|Inside the Numbers|
|Sluman's Final Stats|
The year 1992 could have been a spectacular one for Sluman at Pebble Beach. Instead, he lost in a playoff at the AT&T Pebble Beach National Pro-Am. Then, he was runner-up again at the 1992 U.S. Open Championship held at, you guessed it, Pebble Beach.
This year, he wasn't taking any chances. He got off to a stellar start -- "the key to any round here at Pebble is getting off a start like I did (today), to set the whole day up" -- with four birdies in the first eight holes. Sluman didn't relinquish the lead after that, making two more birdies and a lone bogey at No. 17 for a final-round 67.
"I knew I could play the course well on a Sunday while in contention. I did definitely draw on that (from experience in 1992)," Sluman said. "It was a very high, kind of dry sun today so the course got really firm, the greens got firm. It was similar in scope to conditions we saw on the greens (in 1992) but without the 25-30 mph winds."
The win is Sluman's second of the year and marks the first time he's won twice in a season on either the PGA TOUR or Champions Tour. It also moved him into eighth in the Charles Schwab Cup standings, which means he'll likely secure a spot in the season-ending Charles Schwab Cup Championship in his rookie year.
It also reminds him that the Champions Tour is where he wants to be.
"(A win) gives you confidence you can do well on the Champions Tour. With my kind of game, I probably could play very competitively on half a dozen courses on the PGA TOUR. This one, Riviera, Harbour Town, Milwaukee," Sluman, a six-time PGA TOUR winner, said. "All in all, it's much more difficult now. This is the tour that I want to be on, need to be on. Unless I like a lot of frustration watching 150 guys hit it 30, 40 yards by me."
The past few weeks have been up and down for Sluman. He won the Bank of America Championship in June, then finished tied for fourth and tied for ninth in his next two events. It'd been a month of events, though, since he sniffed the top 10, and he was trying to determine the cause.
He figured it might be the flat stick.
"Last month, it was really bad. Bad enough that I put my old Scotty Cameron in the penalty box for a few days this week," he said. "But I went back to Scotty on the weekend."
A well-timed word of advice from Dave Stockton also helped him tame the tricky poa annua greens at Pebble Beach.
"Golf is a strange game. I got a nice putting lesson from Dave Stockton -- if he sits down to tell you about putting, you need to listen because he's as good as there's ever been," Sluman explained.
The misbehaving putter certainly learned its lesson after a brief timeout, as Sluman was 12th for the week in putts after hitting the green in regulation. His putter especially came through in the final round, as Sluman sank one important putt after another.

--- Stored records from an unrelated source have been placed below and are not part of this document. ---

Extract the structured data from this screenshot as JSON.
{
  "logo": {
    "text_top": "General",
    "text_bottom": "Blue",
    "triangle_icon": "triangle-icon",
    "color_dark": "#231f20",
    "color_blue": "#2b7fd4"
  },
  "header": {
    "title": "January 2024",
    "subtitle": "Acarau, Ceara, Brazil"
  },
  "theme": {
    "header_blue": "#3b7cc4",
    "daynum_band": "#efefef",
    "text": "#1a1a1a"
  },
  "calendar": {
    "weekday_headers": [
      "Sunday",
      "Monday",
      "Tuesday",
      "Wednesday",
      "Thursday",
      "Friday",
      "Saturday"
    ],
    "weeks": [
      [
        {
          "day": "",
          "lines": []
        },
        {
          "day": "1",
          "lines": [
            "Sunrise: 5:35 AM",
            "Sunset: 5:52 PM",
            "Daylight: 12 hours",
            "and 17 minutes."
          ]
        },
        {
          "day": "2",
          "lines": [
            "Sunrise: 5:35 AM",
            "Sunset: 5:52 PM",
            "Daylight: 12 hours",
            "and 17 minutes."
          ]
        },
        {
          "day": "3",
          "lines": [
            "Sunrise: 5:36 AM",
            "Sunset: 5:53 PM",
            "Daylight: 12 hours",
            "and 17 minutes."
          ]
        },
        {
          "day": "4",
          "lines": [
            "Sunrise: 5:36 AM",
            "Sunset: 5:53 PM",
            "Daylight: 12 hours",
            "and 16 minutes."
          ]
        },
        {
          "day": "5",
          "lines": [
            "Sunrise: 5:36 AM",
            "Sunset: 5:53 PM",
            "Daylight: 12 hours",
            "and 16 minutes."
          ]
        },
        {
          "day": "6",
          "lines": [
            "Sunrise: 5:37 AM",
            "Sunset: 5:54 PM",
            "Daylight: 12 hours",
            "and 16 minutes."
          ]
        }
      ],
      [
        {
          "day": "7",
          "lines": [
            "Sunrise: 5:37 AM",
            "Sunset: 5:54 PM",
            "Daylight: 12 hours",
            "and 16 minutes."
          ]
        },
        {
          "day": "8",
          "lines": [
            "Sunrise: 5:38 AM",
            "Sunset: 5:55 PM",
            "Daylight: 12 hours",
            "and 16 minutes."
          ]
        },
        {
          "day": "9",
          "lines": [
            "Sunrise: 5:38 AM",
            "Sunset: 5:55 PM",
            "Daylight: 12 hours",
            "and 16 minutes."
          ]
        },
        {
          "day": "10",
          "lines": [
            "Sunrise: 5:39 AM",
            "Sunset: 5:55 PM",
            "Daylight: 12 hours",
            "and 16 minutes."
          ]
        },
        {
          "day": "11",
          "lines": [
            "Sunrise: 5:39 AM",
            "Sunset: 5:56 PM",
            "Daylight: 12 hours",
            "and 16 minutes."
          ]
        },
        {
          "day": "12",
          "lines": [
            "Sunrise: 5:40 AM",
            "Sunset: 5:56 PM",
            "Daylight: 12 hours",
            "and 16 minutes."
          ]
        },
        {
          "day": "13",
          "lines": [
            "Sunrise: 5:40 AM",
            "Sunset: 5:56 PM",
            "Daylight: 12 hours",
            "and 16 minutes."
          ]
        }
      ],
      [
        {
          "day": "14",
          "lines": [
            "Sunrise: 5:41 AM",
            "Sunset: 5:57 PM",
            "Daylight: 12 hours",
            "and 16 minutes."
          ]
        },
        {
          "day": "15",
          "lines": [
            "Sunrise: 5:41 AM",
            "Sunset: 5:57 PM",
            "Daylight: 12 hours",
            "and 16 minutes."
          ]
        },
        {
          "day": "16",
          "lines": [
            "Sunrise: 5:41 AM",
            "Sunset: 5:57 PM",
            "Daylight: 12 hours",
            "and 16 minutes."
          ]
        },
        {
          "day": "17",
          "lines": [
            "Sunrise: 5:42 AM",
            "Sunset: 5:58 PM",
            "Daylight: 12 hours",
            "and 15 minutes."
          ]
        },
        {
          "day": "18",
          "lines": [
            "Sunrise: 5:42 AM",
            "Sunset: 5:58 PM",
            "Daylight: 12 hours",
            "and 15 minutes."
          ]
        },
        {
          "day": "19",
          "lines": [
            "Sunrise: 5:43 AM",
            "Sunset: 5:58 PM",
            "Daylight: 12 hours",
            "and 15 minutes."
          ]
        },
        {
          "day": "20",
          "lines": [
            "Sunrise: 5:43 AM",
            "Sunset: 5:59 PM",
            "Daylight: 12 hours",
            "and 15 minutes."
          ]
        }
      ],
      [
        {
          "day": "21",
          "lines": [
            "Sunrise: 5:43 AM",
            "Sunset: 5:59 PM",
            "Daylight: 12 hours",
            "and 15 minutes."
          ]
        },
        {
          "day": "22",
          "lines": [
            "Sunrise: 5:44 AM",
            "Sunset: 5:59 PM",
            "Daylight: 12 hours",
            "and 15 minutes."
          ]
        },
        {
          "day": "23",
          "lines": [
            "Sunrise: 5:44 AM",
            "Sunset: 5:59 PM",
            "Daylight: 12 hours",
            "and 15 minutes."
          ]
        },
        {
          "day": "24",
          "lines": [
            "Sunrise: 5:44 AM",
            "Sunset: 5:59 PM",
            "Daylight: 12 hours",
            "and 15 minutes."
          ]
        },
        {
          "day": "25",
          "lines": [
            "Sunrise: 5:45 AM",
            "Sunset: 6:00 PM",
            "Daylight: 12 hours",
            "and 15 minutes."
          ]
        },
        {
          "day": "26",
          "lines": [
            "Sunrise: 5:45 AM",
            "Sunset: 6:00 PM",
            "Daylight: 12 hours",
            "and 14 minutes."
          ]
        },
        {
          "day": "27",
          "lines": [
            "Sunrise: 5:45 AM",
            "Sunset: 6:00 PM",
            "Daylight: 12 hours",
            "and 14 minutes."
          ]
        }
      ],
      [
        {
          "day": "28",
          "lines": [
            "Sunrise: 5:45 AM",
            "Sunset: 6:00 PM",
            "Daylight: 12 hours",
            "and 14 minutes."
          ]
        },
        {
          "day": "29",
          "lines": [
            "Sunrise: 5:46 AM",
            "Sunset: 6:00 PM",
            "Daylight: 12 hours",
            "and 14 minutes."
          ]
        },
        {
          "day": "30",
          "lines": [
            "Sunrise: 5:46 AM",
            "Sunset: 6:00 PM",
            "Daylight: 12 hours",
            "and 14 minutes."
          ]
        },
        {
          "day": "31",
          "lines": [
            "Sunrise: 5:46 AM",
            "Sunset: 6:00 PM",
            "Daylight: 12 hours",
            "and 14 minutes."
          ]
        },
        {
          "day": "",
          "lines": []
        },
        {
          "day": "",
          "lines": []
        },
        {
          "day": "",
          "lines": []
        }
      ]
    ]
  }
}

"Nos. 8-11 were the key to whole day," he explained. "On No. 9, I had a 15-foot, downhill, right-to-left breaking putt and made it for a par save there. I did virtually the same thing on No. 11, the only mistake I really made. I hit it in the right rough, just trying to get it left and short of the green. The putt was a 12-footer, straight downhill and fast.
"I made that and it wasn't elementary from there, but I hit good solid shots and obviously made it a little easier."
Since the tournament pairs the professionals with juniors from The First Tee, Sluman was able to benefit from a little youthful enthusiasm while playing with partner Michael Guardiola. From the start of the week, when he first met the kids, Sluman was inspired by their stories.
"Everybody, from Mr. (Bill) Murray to the other pros, said this is just the best event we play all year. To see young kids and what they've accomplished to get here. Michael had to go to Kansas and get tested on life skills, golf, all those different things. For the 78 kids to get here, they're very special kids. It's nice to see they're the future of golf and, if they don't make it in golf, they'll be special in life," Sluman said.
Sluman was also able to draw inspiration from his good friend Murray, who followed him for most of the day and cheered him on. In fact, Murray tried to start the cheers early on No. 18. But, after Sluman's bogey on the 17th hole, he urged his friend to keep it quiet.
"I had to contain him until I hit it on the green at 18," Sluman said. "I didn't want to have everyone go crazy then have something really silly happen."
You can't blame him, since before this win Sluman knew the bitter taste of losing much better than the sweet taste of victory at Pebble Beach.
But, 16 years after the fact, he finally has his redemption.